A large industrial property that was once the manufacturing heart and largest employer in Carlisle may soon have a new owner.
CB Richard Ellis, a commercial real estate firm, announced Thursday that the vacant 48-acre International Automotive Components property on Spring Road is now under a sale agreement.
The sale of the complex, which includes more than 873,000 square feet of usable building space and rail access, isn't expected to close until at least mid-October, according to Joe McDermott, the firm's senior vice president.
He would not comment on who is buying the former Lear and C.H. Masland & Sons plant, a site that opened in 1919 and employed as many as 3,500 people during World War II.
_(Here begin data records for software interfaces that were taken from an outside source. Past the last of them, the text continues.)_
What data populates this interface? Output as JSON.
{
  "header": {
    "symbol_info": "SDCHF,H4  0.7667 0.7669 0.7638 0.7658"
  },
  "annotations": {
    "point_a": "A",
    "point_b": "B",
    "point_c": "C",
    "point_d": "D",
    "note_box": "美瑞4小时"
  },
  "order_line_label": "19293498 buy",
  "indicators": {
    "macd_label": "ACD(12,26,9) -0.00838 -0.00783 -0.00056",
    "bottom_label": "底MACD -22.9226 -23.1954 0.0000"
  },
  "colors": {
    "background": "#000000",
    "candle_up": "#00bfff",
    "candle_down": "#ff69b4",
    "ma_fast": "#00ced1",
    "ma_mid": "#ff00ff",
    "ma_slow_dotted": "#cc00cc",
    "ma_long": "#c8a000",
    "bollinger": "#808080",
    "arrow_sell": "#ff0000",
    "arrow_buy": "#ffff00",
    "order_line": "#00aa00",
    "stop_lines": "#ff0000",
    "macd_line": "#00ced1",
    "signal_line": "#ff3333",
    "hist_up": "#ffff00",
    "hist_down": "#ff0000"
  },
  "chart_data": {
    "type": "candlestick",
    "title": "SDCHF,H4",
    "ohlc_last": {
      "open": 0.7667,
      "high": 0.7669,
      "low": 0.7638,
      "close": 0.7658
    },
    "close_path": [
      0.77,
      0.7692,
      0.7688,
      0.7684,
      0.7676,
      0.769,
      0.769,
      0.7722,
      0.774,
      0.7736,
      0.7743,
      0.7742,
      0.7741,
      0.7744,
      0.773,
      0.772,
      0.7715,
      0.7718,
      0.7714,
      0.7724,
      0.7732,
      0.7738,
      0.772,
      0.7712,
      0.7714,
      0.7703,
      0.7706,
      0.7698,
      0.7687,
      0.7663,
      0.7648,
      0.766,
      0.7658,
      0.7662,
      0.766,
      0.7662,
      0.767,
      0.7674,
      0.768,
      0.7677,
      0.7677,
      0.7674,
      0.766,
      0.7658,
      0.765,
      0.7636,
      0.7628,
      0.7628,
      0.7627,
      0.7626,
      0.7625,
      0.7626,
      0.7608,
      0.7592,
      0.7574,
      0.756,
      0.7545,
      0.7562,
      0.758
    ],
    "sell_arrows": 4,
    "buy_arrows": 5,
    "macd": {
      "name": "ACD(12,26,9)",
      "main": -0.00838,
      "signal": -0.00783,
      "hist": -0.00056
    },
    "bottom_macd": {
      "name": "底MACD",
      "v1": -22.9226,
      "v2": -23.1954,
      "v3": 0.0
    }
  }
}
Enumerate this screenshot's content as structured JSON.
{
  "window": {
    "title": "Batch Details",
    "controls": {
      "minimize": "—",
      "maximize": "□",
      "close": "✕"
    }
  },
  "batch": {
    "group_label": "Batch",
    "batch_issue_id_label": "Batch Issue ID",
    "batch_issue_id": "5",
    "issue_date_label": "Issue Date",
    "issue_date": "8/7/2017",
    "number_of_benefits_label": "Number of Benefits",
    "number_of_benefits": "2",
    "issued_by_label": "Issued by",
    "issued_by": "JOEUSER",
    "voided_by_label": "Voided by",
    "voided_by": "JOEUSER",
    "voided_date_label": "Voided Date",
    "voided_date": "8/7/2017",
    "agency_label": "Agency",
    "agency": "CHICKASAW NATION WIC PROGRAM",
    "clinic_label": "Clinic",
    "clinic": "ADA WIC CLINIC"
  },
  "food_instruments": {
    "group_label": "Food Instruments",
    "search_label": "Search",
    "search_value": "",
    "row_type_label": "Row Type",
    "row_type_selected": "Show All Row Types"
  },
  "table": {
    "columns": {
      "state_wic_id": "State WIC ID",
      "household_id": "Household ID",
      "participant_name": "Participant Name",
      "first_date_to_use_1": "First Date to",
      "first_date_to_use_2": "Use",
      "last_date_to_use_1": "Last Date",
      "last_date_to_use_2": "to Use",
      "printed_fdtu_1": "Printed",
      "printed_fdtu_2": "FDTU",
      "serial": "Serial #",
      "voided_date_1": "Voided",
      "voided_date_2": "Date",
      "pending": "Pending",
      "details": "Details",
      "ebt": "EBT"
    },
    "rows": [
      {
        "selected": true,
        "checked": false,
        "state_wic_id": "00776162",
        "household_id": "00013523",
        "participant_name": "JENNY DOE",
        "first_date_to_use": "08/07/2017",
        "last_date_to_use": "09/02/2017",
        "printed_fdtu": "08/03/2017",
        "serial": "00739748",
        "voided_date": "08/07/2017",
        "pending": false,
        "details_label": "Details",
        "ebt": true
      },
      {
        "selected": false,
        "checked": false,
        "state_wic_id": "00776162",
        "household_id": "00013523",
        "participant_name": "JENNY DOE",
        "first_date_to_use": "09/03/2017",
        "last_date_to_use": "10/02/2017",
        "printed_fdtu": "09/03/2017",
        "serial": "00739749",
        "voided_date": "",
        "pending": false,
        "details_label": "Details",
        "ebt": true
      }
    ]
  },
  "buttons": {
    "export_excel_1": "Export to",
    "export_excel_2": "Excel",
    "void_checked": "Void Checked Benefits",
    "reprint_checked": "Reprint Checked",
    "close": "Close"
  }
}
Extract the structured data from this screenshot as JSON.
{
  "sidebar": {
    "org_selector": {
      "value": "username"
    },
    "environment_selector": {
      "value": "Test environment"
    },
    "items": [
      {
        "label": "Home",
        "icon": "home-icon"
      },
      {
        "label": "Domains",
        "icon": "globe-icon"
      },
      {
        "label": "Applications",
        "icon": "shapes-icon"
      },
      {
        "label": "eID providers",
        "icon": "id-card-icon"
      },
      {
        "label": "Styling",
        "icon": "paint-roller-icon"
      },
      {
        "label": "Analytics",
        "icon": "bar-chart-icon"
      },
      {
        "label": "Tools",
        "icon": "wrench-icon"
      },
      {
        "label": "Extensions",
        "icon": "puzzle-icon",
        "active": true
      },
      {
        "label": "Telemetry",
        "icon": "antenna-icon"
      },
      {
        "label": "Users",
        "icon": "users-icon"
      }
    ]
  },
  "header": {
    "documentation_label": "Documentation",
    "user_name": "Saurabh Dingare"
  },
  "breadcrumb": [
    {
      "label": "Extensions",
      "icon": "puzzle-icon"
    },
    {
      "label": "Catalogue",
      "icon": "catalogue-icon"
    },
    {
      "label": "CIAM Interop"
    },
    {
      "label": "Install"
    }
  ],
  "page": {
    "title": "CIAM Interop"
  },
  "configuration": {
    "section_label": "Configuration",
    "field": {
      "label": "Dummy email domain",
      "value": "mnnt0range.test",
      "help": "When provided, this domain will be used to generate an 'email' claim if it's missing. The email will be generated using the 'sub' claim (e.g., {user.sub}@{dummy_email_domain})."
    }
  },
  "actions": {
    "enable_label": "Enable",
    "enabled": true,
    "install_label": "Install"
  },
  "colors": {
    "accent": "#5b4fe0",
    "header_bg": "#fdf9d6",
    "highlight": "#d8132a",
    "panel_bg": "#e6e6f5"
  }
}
IAC spokesman David Ladd said the company expects to know by mid-November whether or not there is a deal. He also would not disclose any details about the prospective buyer.
The Masland family, the original owner, sold the plant to Lear Corp. in 1996. IAC then acquired it in April 2007 and announced its plan to close the plant in October 2008.
The facility employed more than 600 people as recently as February 2007. IAC closed the doors in Carlisle for the final time on Dec. 12, 2008.
Anthony Amadure, business development specialist at Cumberland County Economic Development, has fielded a number of inquiries regarding the IAC property over the past two years.
He also said Thursday that he couldn't release the name of the buyer, because of a confidentiality agreement signed by all parties.
However, he did say there are "multiple" companies interested in partnering with the "local organization" buying the property to redevelop the site in the future.
"We're excited that it's about to close," said Amadure, who expects the sale to close by the end of this month.
At the county level, he said, Recovery Zone bonds are still available through the economic stimulus package to help with redevelopment of the site.
The Recovery Zone bond program was set up by the federal government to promote job creation and investment within distressed and underutilized areas.
State and local financing may also be available, he said.
"There are no definite plans in place," Amadure said about redevelopment of the site.